It is the dream to step out of college and start earning your six-figure salary right out of the door (hey, engineers- you made a good decision). Unfortunately (barring some really cool circumstance that I would like to know) that is unrealistic.

Salary is a huge driving force in your job selection, career moves, and ultimate work satisfaction. Everyone likes to feel that they are valued- and a specific dollar amount signifying your value to the workforce can be pretty black and white. So, when you’re looking for new positions prepare yourself on what you think your actual value is and why. This will be invaluable when assessing new opportunities and negotiating a starting salary.


Step One: Research your degree. What are your peers with the same degree as you doing after school? Do you have similar positions? What do those positions typically earn? This might take some digging through alumni organizations, but it is certainly worthwhile to test the waters to find a general consensus on your degree within specific markets.

Step Two: Determine how much relevant experience you have. You may have been in the workforce for 10 years but you may only have 2 years of relevant experience. This can be tricky but you can generally organize this portion by related titles or related industry. If you were an administrative assistant for two years and then an office manager for four years- you have six years of operations experience. If you have nine years of experience in retail sales and six months of experience in manufacturing your salary range won’t reflect nearly ten years of professional experience because you don’t have nuanced industry knowledge.

Step Three: Do your research. Find out the salary range for your position in your geographic location by using PayScale, Indeed, Glassdoor, or any combination of online resources to give you the most accurate sense of information possible. Once you get a solid range- determine your best selling points. What makes you worth the highest point on this spectrum? Are you an expert with specific software? Make sure you have this outlined so that when you talk about your salary expectations you are prepared to explain why they should invest this amount into you- and what worth that can translate to for your potential employer.

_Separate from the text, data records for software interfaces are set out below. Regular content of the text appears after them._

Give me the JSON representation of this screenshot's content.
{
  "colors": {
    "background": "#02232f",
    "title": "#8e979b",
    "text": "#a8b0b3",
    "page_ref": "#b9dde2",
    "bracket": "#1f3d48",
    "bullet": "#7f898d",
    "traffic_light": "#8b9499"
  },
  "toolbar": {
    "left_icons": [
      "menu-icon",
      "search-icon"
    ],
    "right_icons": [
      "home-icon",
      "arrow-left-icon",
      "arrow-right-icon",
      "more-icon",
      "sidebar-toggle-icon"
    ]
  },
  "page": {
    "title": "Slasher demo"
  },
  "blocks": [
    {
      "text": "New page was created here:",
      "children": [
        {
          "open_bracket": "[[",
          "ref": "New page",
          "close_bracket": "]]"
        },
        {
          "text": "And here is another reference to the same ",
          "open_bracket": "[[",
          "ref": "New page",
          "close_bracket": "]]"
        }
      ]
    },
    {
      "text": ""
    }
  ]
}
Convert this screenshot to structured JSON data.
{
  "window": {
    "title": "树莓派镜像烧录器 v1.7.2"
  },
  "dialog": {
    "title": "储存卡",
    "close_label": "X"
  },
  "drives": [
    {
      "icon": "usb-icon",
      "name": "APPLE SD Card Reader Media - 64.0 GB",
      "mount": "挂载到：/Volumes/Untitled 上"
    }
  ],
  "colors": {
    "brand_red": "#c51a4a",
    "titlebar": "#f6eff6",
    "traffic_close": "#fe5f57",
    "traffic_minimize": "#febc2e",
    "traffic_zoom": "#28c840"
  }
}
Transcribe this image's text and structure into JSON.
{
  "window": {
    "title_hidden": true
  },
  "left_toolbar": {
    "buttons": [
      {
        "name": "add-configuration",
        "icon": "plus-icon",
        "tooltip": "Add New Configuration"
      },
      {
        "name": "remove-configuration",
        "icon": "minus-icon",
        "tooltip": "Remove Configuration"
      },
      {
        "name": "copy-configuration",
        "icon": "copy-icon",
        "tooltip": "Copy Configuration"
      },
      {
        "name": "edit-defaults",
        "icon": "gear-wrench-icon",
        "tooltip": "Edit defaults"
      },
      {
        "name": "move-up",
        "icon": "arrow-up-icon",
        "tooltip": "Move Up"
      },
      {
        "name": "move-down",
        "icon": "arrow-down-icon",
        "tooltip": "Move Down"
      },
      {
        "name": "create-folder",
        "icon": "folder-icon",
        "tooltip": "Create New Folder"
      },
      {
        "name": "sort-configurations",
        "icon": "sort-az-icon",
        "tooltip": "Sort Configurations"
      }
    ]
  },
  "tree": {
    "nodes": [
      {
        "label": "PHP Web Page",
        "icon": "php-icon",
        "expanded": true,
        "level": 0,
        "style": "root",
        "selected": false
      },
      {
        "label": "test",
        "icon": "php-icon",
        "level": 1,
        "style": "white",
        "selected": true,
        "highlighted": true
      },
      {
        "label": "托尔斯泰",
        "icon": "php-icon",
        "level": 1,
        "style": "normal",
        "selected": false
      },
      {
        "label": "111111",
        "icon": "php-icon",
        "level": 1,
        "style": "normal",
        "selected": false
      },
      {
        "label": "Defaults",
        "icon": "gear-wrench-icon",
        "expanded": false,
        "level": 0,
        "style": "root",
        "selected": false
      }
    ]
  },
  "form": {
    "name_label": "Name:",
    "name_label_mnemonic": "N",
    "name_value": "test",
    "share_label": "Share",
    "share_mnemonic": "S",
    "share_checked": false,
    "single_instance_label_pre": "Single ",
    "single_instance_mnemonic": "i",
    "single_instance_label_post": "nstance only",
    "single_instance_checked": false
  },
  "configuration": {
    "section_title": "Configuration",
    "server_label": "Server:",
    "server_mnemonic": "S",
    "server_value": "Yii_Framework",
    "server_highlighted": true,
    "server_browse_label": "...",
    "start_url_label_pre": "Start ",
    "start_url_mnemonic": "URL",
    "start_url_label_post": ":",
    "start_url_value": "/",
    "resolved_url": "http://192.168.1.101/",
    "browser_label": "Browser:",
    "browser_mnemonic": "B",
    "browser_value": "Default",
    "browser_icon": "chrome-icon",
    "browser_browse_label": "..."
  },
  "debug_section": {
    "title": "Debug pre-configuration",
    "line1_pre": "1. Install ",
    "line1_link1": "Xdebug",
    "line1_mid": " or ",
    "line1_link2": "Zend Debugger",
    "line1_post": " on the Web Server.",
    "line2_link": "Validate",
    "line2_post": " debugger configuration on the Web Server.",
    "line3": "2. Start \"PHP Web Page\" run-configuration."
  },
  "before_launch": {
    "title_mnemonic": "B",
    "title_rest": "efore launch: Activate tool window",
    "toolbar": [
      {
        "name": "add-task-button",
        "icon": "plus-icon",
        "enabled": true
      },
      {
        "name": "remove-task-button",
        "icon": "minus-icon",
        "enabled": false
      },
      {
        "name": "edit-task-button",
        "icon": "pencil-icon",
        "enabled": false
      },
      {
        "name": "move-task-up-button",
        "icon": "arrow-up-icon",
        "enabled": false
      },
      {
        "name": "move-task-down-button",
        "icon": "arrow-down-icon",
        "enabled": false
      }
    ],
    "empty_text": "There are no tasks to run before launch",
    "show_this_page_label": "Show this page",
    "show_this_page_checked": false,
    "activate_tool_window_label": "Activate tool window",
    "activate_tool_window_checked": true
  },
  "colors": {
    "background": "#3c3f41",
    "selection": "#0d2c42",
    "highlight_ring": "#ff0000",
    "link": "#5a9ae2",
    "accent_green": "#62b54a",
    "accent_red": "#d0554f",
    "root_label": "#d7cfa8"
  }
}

Step Four: Consider all elements of compensation. Your base salary is a huge component of your take-home pay- but consider the big picture when assessing different offers. What is the possibility for growth- both in title and base salary? Are there bonuses? What medical and miscellaneous benefits are offered? What will it cost you to get to this job? A position can pay you $5,000 more per year- but if they don’t offer medical coverage and it costs you $3,000 per year in transportation just to get to work it may not be the better choice.